>>>>

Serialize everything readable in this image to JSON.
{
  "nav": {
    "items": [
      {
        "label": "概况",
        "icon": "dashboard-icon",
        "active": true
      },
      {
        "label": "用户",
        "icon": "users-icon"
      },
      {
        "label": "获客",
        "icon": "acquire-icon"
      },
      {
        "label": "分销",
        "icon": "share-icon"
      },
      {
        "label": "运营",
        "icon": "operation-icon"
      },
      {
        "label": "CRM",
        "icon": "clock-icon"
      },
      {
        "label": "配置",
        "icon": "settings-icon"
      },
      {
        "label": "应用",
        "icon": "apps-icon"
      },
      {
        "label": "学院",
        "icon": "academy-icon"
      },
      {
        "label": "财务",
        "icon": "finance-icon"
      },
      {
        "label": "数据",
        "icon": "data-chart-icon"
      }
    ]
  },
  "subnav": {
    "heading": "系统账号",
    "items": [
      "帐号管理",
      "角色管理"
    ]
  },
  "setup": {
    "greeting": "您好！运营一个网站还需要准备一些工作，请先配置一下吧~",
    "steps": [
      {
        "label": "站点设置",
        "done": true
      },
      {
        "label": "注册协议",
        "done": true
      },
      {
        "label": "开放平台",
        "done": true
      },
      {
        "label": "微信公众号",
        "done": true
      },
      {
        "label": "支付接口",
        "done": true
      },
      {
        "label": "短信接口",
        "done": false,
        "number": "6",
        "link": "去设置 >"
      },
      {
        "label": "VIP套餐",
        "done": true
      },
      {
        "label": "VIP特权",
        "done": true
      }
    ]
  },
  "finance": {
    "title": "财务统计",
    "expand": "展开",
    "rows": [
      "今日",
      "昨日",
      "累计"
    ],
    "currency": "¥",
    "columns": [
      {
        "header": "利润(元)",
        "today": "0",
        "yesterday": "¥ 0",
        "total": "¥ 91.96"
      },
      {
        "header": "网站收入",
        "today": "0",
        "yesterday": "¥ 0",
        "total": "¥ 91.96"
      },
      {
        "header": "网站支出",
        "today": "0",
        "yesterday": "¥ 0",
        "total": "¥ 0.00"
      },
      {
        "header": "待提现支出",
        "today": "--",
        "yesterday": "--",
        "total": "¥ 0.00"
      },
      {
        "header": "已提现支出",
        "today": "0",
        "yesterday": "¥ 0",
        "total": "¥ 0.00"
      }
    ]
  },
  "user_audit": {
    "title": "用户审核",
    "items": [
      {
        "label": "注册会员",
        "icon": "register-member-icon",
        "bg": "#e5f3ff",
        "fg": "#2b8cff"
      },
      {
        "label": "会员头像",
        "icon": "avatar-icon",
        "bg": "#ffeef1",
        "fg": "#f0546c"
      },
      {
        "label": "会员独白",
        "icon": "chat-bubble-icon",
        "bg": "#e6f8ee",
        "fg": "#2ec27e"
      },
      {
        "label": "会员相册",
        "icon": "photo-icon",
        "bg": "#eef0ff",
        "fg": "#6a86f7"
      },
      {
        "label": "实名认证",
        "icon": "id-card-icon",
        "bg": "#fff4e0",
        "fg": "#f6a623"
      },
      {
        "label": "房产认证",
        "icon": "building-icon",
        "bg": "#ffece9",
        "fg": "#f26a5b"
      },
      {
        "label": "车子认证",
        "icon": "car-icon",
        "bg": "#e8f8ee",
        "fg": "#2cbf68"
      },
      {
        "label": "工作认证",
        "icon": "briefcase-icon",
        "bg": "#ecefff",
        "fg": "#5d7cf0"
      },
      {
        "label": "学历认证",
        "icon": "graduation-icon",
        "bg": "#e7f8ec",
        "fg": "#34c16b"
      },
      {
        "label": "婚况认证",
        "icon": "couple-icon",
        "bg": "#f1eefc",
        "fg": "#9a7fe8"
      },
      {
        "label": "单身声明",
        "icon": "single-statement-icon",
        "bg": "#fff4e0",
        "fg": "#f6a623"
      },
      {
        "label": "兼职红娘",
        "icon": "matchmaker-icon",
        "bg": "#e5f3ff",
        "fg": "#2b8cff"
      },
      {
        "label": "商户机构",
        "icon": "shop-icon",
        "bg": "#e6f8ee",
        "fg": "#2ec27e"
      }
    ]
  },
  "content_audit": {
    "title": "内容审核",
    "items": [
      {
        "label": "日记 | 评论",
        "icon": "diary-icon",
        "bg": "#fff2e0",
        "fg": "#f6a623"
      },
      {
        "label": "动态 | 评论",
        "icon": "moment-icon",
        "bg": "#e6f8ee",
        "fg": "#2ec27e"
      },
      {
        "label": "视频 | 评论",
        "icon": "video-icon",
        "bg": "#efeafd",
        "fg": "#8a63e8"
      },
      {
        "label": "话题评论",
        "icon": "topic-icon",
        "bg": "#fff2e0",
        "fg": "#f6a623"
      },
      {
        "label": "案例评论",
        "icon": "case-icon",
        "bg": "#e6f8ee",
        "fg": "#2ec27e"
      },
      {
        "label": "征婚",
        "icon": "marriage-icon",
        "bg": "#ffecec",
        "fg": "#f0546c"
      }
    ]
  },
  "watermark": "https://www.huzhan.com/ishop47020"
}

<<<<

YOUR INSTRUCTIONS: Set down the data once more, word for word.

RESPONSE FOR THIS EXERCISE:
Serialize everything readable in this image to JSON.
{
  "nav": {
    "items": [
      {
        "label": "概况",
        "icon": "dashboard-icon",
        "active": true
      },
      {
        "label": "用户",
        "icon": "users-icon"
      },
      {
        "label": "获客",
        "icon": "acquire-icon"
      },
      {
        "label": "分销",
        "icon": "share-icon"
      },
      {
        "label": "运营",
        "icon": "operation-icon"
      },
      {
        "label": "CRM",
        "icon": "clock-icon"
      },
      {
        "label": "配置",
        "icon": "settings-icon"
      },
      {
        "label": "应用",
        "icon": "apps-icon"
      },
      {
        "label": "学院",
        "icon": "academy-icon"
      },
      {
        "label": "财务",
        "icon": "finance-icon"
      },
      {
        "label": "数据",
        "icon": "data-chart-icon"
      }
    ]
  },
  "subnav": {
    "heading": "系统账号",
    "items": [
      "帐号管理",
      "角色管理"
    ]
  },
  "setup": {
    "greeting": "您好！运营一个网站还需要准备一些工作，请先配置一下吧~",
    "steps": [
      {
        "label": "站点设置",
        "done": true
      },
      {
        "label": "注册协议",
        "done": true
      },
      {
        "label": "开放平台",
        "done": true
      },
      {
        "label": "微信公众号",
        "done": true
      },
      {
        "label": "支付接口",
        "done": true
      },
      {
        "label": "短信接口",
        "done": false,
        "number": "6",
        "link": "去设置 >"
      },
      {
        "label": "VIP套餐",
        "done": true
      },
      {
        "label": "VIP特权",
        "done": true
      }
    ]
  },
  "finance": {
    "title": "财务统计",
    "expand": "展开",
    "rows": [
      "今日",
      "昨日",
      "累计"
    ],
    "currency": "¥",
    "columns": [
      {
        "header": "利润(元)",
        "today": "0",
        "yesterday": "¥ 0",
        "total": "¥ 91.96"
      },
      {
        "header": "网站收入",
        "today": "0",
        "yesterday": "¥ 0",
        "total": "¥ 91.96"
      },
      {
        "header": "网站支出",
        "today": "0",
        "yesterday": "¥ 0",
        "total": "¥ 0.00"
      },
      {
        "header": "待提现支出",
        "today": "--",
        "yesterday": "--",
        "total": "¥ 0.00"
      },
      {
        "header": "已提现支出",
        "today": "0",
        "yesterday": "¥ 0",
        "total": "¥ 0.00"
      }
    ]
  },
  "user_audit": {
    "title": "用户审核",
    "items": [
      {
        "label": "注册会员",
        "icon": "register-member-icon",
        "bg": "#e5f3ff",
        "fg": "#2b8cff"
      },
      {
        "label": "会员头像",
        "icon": "avatar-icon",
        "bg": "#ffeef1",
        "fg": "#f0546c"
      },
      {
        "label": "会员独白",
        "icon": "chat-bubble-icon",
        "bg": "#e6f8ee",
        "fg": "#2ec27e"
      },
      {
        "label": "会员相册",
        "icon": "photo-icon",
        "bg": "#eef0ff",
        "fg": "#6a86f7"
      },
      {
        "label": "实名认证",
        "icon": "id-card-icon",
        "bg": "#fff4e0",
        "fg": "#f6a623"
      },
      {
        "label": "房产认证",
        "icon": "building-icon",
        "bg": "#ffece9",
        "fg": "#f26a5b"
      },
      {
        "label": "车子认证",
        "icon": "car-icon",
        "bg": "#e8f8ee",
        "fg": "#2cbf68"
      },
      {
        "label": "工作认证",
        "icon": "briefcase-icon",
        "bg": "#ecefff",
        "fg": "#5d7cf0"
      },
      {
        "label": "学历认证",
        "icon": "graduation-icon",
        "bg": "#e7f8ec",
        "fg": "#34c16b"
      },
      {
        "label": "婚况认证",
        "icon": "couple-icon",
        "bg": "#f1eefc",
        "fg": "#9a7fe8"
      },
      {
        "label": "单身声明",
        "icon": "single-statement-icon",
        "bg": "#fff4e0",
        "fg": "#f6a623"
      },
      {
        "label": "兼职红娘",
        "icon": "matchmaker-icon",
        "bg": "#e5f3ff",
        "fg": "#2b8cff"
      },
      {
        "label": "商户机构",
        "icon": "shop-icon",
        "bg": "#e6f8ee",
        "fg": "#2ec27e"
      }
    ]
  },
  "content_audit": {
    "title": "内容审核",
    "items": [
      {
        "label": "日记 | 评论",
        "icon": "diary-icon",
        "bg": "#fff2e0",
        "fg": "#f6a623"
      },
      {
        "label": "动态 | 评论",
        "icon": "moment-icon",
        "bg": "#e6f8ee",
        "fg": "#2ec27e"
      },
      {
        "label": "视频 | 评论",
        "icon": "video-icon",
        "bg": "#efeafd",
        "fg": "#8a63e8"
      },
      {
        "label": "话题评论",
        "icon": "topic-icon",
        "bg": "#fff2e0",
        "fg": "#f6a623"
      },
      {
        "label": "案例评论",
        "icon": "case-icon",
        "bg": "#e6f8ee",
        "fg": "#2ec27e"
      },
      {
        "label": "征婚",
        "icon": "marriage-icon",
        "bg": "#ffecec",
        "fg": "#f0546c"
      }
    ]
  },
  "watermark": "https://www.huzhan.com/ishop47020"
}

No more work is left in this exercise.